I ignored the signals my body was sending that all it wanted was to jump in a nearby fountain and then lay down on the grass and just look at the gathering clouds for hours. I put one foot in front of the other, despite its protests. The finish line was within sight and I made a final effort to pick up some speed. I crossed the line with the feeling that my stomach was crawling out of my mouth, the fact that I had broken yet another personal record registered somewhere in my brain but stored for later use. Right now the focus was on recovering my senses, finding J so that I could just lean against him and not have to spend any more energy keeping my body upright. And I was so thirsty. So thirsty.
Despite the fact that the life-enjoying side had won over the competitive side in the end, a little bit of coal was still burning in my heart. I went to look at the results on the big screen. Sure enough, I hadn't struggled for nothing. I had managed to grab second place in my age division, despite my relatively modest time. After getting something to eat, we waited for the awards ceremony. When it was my turn, I went up on the podium feeling slightly self-conscious. What the hell was I doing here? I thought for the third and final time.

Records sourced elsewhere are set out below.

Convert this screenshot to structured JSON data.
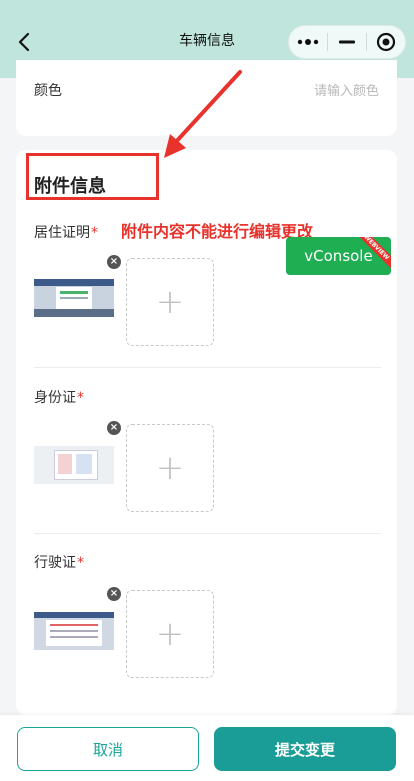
{
  "navbar": {
    "title": "车辆信息",
    "back_icon": "chevron-left-icon",
    "menu_icon": "more-dots-icon",
    "minimize_icon": "minimize-icon",
    "close_icon": "record-target-icon"
  },
  "color_field": {
    "label": "颜色",
    "placeholder": "请输入颜色"
  },
  "attachments": {
    "title": "附件信息",
    "note": "附件内容不能进行编辑更改",
    "fields": [
      {
        "label": "居住证明",
        "required_mark": "*",
        "upload_icon": "+"
      },
      {
        "label": "身份证",
        "required_mark": "*",
        "upload_icon": "+"
      },
      {
        "label": "行驶证",
        "required_mark": "*",
        "upload_icon": "+"
      }
    ],
    "delete_icon": "×"
  },
  "vconsole": {
    "label": "vConsole",
    "ribbon": "WEBVIEW"
  },
  "footer": {
    "cancel_label": "取消",
    "submit_label": "提交变更"
  },
  "colors": {
    "navbar_bg": "#bfe5dd",
    "accent": "#1a9d96",
    "annotation_red": "#e8322c",
    "vconsole_green": "#1fae52"
  }
}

|One of the churches in Luleå. Photo by J|
With the prizes I had won in hand, we walked back to our car. We drove into town for a quick bite and to walk around a bit, and promised ourselves we would come back. Next time there will not be a race. I have had enough of racing. At least until next time the competitive side takes over.